Being a Better Digital Friend

Hi, my name is Justin. I have been a terrible friend. It’s not you, it’s me.

If you're honest with yourself, you have been too.

We can fix it together.

Prior to heading into my brain surgery, Brian Solis left a Facebook comment that highlighted this:

 With likes, favorites and +1s we quickly flow through our social feeds, passively engaging with our friends. We do not meaningfully engage. There are times that we find ourselves in a conversation but, for the most part, our engagements are quick. 

If we were to break it down into the three basic types of engagement, they would look something like this.

Types of Social Engagements

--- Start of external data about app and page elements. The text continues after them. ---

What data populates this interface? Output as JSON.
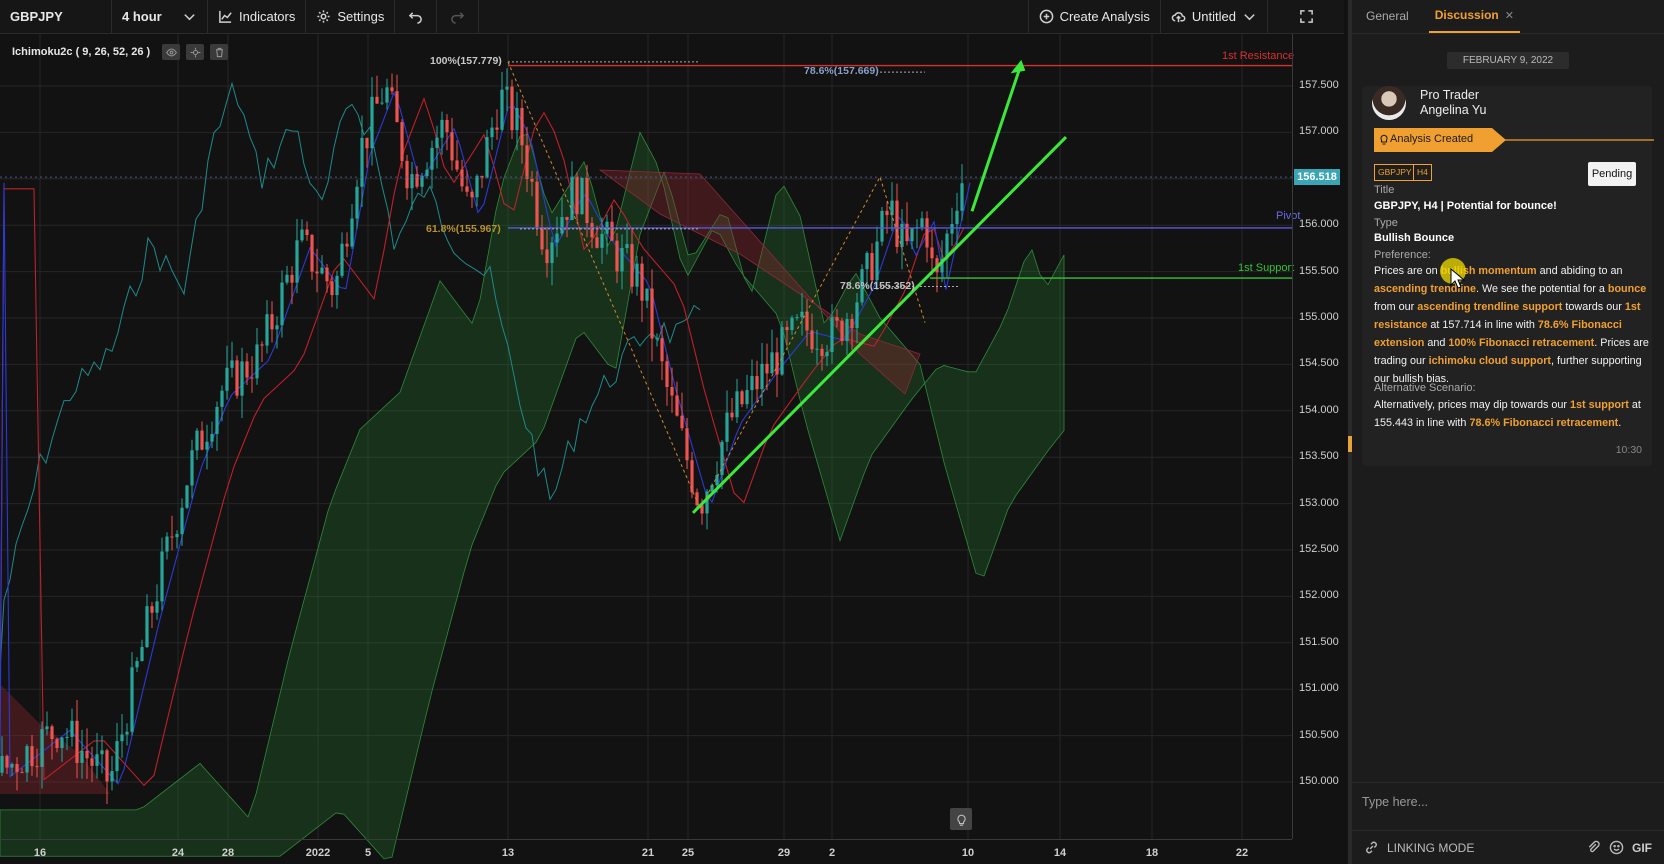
{
  "toolbar": {
    "symbol": "GBPJPY",
    "interval": "4 hour",
    "indicators_label": "Indicators",
    "settings_label": "Settings",
    "create_analysis_label": "Create Analysis",
    "layout_name": "Untitled"
  },
  "chart": {
    "indicator_legend": "Ichimoku2c ( 9, 26, 52, 26 )",
    "current_price": "156.518",
    "price_ticks": [
      "157.500",
      "157.000",
      "156.500",
      "156.000",
      "155.500",
      "155.000",
      "154.500",
      "154.000",
      "153.500",
      "153.000",
      "152.500",
      "152.000",
      "151.500",
      "151.000",
      "150.500",
      "150.000"
    ],
    "time_ticks": [
      "16",
      "24",
      "28",
      "2022",
      "5",
      "13",
      "21",
      "25",
      "29",
      "2",
      "10",
      "14",
      "18",
      "22"
    ],
    "levels": {
      "resistance": "1st Resistance",
      "pivot": "Pivot",
      "support": "1st Support"
    },
    "fib_labels": [
      "100%(157.779)",
      "78.6%(157.669)",
      "61.8%(155.967)",
      "78.6%(155.352)"
    ],
    "colors": {
      "bull": "#26a69a",
      "bear": "#ef5350",
      "resistance": "#d8302f",
      "pivot": "#5a5adb",
      "support": "#36c236",
      "trend": "#3be83b",
      "accent": "#f0a030"
    }
  },
  "sidebar": {
    "tabs": [
      {
        "label": "General"
      },
      {
        "label": "Discussion"
      }
    ],
    "date": "FEBRUARY 9, 2022",
    "message": {
      "author_line1": "Pro Trader",
      "author_line2": "Angelina Yu",
      "status": "Analysis Created",
      "tags": [
        "GBPJPY",
        "H4"
      ],
      "badge": "Pending",
      "title_label": "Title",
      "title": "GBPJPY, H4 | Potential for bounce!",
      "type_label": "Type",
      "type": "Bullish Bounce",
      "preference_label": "Preference:",
      "pref": {
        "t1": "Prices are on ",
        "h1": "bullish momentum",
        "t2": " and abiding to an ",
        "h2": "ascending trendline",
        "t3": ". We see the potential for a ",
        "h3": "bounce",
        "t4": " from our ",
        "h4": "ascending trendline support",
        "t5": " towards our ",
        "h5": "1st resistance",
        "t6": " at 157.714 in line with ",
        "h6": "78.6% Fibonacci extension",
        "t7": " and ",
        "h7": "100% Fibonacci retracement",
        "t8": ". Prices are trading our ",
        "h8": "ichimoku cloud support",
        "t9": ", further supporting our bullish bias."
      },
      "alt_label": "Alternative Scenario:",
      "alt": {
        "t1": "Alternatively, prices may dip towards our ",
        "h1": "1st support",
        "t2": " at 155.443 in line with ",
        "h2": "78.6% Fibonacci retracement",
        "t3": "."
      },
      "time": "10:30"
    },
    "composer_placeholder": "Type here...",
    "linking_mode": "LINKING MODE",
    "gif_label": "GIF"
  }
}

  1. A like, favorite or +1. It is passive and quick but it shows that you are engaged. It makes   the person receiving the like, favorite or +1 feel the momentary high that we all feel as those numbers tick upwards. It makes the person giving the like, favorite or +1 feel as though they’re engaged.
  2. A short, simple comment. This is a quick “That’s great!” or “Nice job!” type of comment. It is better than the passive like, favorite or +1 however still not meaningful. It shows a deeper level of engagement.
  3. A longer, more engaged paragraph. This is where we all need to aim for more of. This level of engagement develops longer relationships. This is where we can have debates, conversations and gain deeper understandings.

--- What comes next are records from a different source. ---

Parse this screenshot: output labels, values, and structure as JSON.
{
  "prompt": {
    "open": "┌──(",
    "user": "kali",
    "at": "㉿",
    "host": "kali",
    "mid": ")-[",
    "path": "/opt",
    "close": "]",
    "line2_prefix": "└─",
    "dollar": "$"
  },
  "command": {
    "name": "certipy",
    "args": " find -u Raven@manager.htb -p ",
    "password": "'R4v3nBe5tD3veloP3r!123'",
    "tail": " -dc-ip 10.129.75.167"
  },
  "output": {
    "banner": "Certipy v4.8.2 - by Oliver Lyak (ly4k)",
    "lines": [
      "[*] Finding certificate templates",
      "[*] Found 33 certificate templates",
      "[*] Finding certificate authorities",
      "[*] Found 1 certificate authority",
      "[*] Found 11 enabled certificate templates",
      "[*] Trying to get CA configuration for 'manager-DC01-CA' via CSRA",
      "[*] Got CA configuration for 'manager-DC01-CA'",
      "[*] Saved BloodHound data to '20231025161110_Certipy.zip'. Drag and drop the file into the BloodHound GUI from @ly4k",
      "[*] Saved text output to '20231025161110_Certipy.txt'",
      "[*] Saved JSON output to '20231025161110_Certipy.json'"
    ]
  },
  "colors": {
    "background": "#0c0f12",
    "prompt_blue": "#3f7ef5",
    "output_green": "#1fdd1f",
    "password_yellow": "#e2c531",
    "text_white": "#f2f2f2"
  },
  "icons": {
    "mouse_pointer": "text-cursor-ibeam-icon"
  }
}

As I type this it is from a place of not having the normal inbound flux of other pings and interruptions that I am used to. However, that gets right back to the busy, self-important feeling that Brian mentioned. That shouldn't matter.

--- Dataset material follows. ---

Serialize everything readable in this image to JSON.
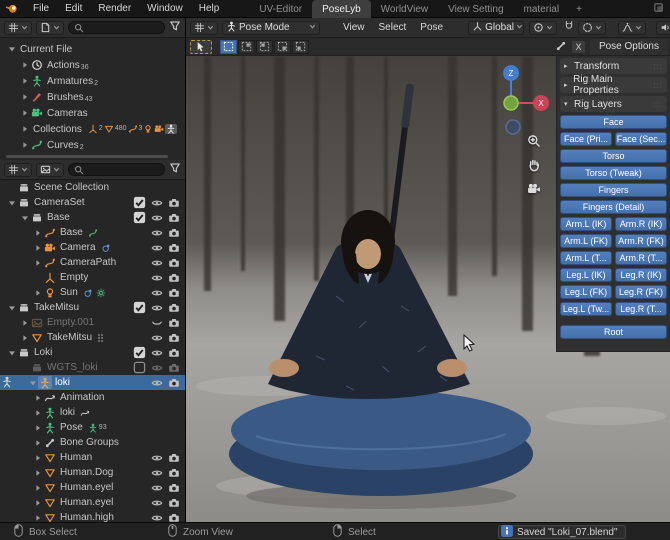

Even with emails, text messages and other forms of communications flowing in, we should not change our aim to have more meaningful engagements.

This is not to say that every engagement will be a deeper form of engagement. There are plenty of status updates that I passively engage with. But, it should be a signal that we need to change. 

How does one understand what updates they should passively vs. deeply engage with?

It breaks down to a simple concept: do you feel that your engagement was adequate enough. If the answer is no, then add/expand your comment or engagement.

It’s really that simple.

I have experienced this personally throughout this ordeal.

Every night when I publish my journal entry I immediately receive dozens of “likes” on Facebook. Every “like” makes me feel good, even if just for a passing second. 

But, it’s from the deeper comments, messages or emails that come from those journal entries that my thinking is being reinforced or expanded.

We can all do a better job at it. 

Question: How often do you passively vs actively engage on social media? Why do you choose one over the other?

Image Credit: Fabrizio Lonzini